Yves Martin-Prevel said...

Dear All,

This is an interesting debate. Having read Jeff Leroy's recent papers and watched the short video, I found the explanation of what should be "catch-up growth" using Duplo blocks quite convincing.
However, I must say that I still haven't made my mind about what the HAD metric represents and what it brings really in our appraisal of changes in population-level growth over time. It seems to me that one flaw in the way HAD works is that it compares the average growth of a population of children to the median growth of the WHO standards, without taking into account their growth status at start.
For example, I'm puzzled by the fact that an imaginary cohort of children who would be born at -1 SD of the WHO 2006 standards (i.e. 48.0 cm for boys; while the median is 49.9 cm) and who would strictly follow the -1 SD growth trajectory within the WHO standards, would exhibit a HAD of 4.7 cm at the age of 5 years (they would be 105.3 cm tall on average, while the median is 110.0 cm). The HAD would then have increased by 2.8 cm. Does that mean that the growth of those children would have worsen?? I'm not sure.
My understanding is that catch-up growth should be defined by a growth velocity higher than the one which is expected given the growth status at the time the follow-up starts, rather than higher than the median growth velocity of the WHO standards.

Fortunately enough, we all agree on the utmost importance of improving children nutrition status during the first thousand days and, as Lawrence wrote, there are no really different policy implications of the way we measure growth deficit or change in deficit for that period.
Looking at determinants of catch-up growth (using one metric or the other) is good; but further research would be welcome to inform us on how children who have exhibited (or not) some degree of catch-up growth perform during adolescence or even adulthood in terms of physical and intellectual development and economic achievement.

Best regards

Yves Martin-Prével
IRD (Institute of Research for Development) - Montpellier, France
Nutripass Research Unit (Food and Nutrition Research in the Global South)





Yves Martin-Prevel said...

Dear All,

This is an interesting debate. Having read Jeff Leroy's recent papers and watched the short video, I found the explanation of what should be "catch-up growth" using Duplo blocks quite convincing.
However, I must say that I still haven't made my mind about what the HAD metric represents and what it brings really in our appraisal of changes in population-level growth over time. It seems to me that one flaw in the way HAD works is that it compares the average growth of a population of children to the median growth of the WHO standards, without taking into account their growth status at start.
For example, I'm puzzled by the fact that an imaginary cohort of children who would be born at -1 SD of the WHO 2006 standards (i.e. 48.0 cm for boys; while the median is 49.9 cm) and who would strictly follow the -1 SD growth trajectory within the WHO standards, would exhibit a HAD of 4.7 cm at the age of 5 years (they would be 105.3 cm tall on average, while the median is 110.0 cm). The HAD would then have increased by 2.8 cm. Does that mean that the growth of those children would have worsen?? I'm not sure.
My understanding is that catch-up growth should be defined by a growth velocity higher than the one which is expected given the growth status at the time the follow-up starts, rather than higher than the median growth velocity of the WHO standards.

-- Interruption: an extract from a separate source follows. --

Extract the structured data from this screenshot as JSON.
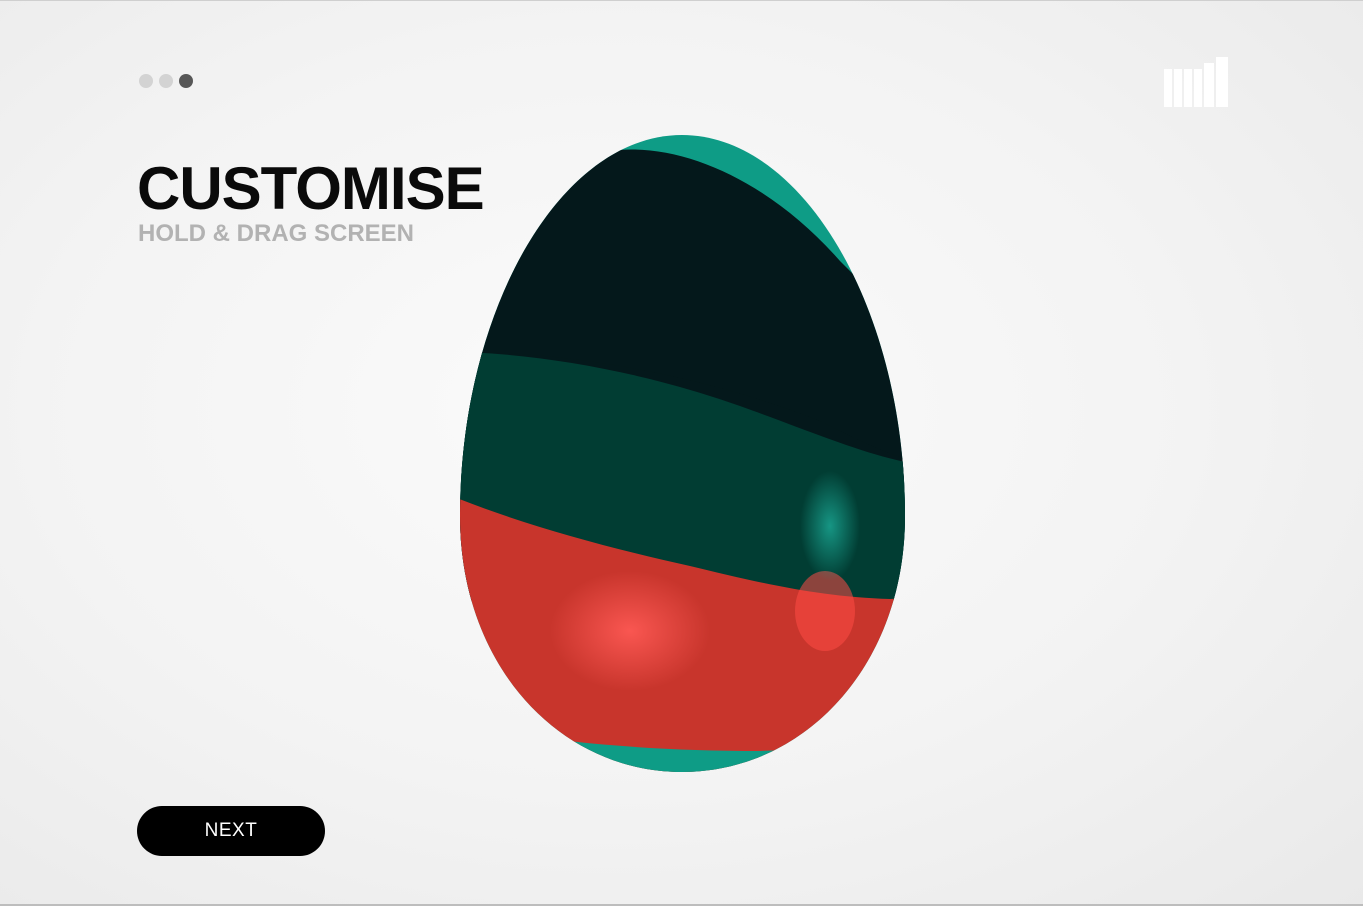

Fortunately enough, we all agree on the utmost importance of improving children nutrition status during the first thousand days and, as Lawrence wrote, there are no really different policy implications of the way we measure growth deficit or change in deficit for that period.
Looking at determinants of catch-up growth (using one metric or the other) is good; but further research would be welcome to inform us on how children who have exhibited (or not) some degree of catch-up growth perform during adolescence or even adulthood in terms of physical and intellectual development and economic achievement.

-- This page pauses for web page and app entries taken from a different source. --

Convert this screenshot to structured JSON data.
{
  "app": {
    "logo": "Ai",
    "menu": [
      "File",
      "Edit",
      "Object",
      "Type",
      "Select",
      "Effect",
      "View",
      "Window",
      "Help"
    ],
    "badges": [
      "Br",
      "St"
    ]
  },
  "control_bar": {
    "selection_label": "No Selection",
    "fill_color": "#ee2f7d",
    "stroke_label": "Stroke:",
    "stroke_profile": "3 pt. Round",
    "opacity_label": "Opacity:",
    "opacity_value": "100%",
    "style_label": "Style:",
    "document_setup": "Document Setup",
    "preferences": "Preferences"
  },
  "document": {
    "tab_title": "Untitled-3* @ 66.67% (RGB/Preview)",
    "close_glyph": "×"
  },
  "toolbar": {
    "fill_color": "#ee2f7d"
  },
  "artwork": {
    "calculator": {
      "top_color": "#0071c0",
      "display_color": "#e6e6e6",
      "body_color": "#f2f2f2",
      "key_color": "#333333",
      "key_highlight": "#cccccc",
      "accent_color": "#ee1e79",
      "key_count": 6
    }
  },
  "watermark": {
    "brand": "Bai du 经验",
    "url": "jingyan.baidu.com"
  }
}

Best regards

Yves Martin-Prével
IRD (Institute of Research for Development) - Montpellier, France
Nutripass Research Unit (Food and Nutrition Research in the Global South)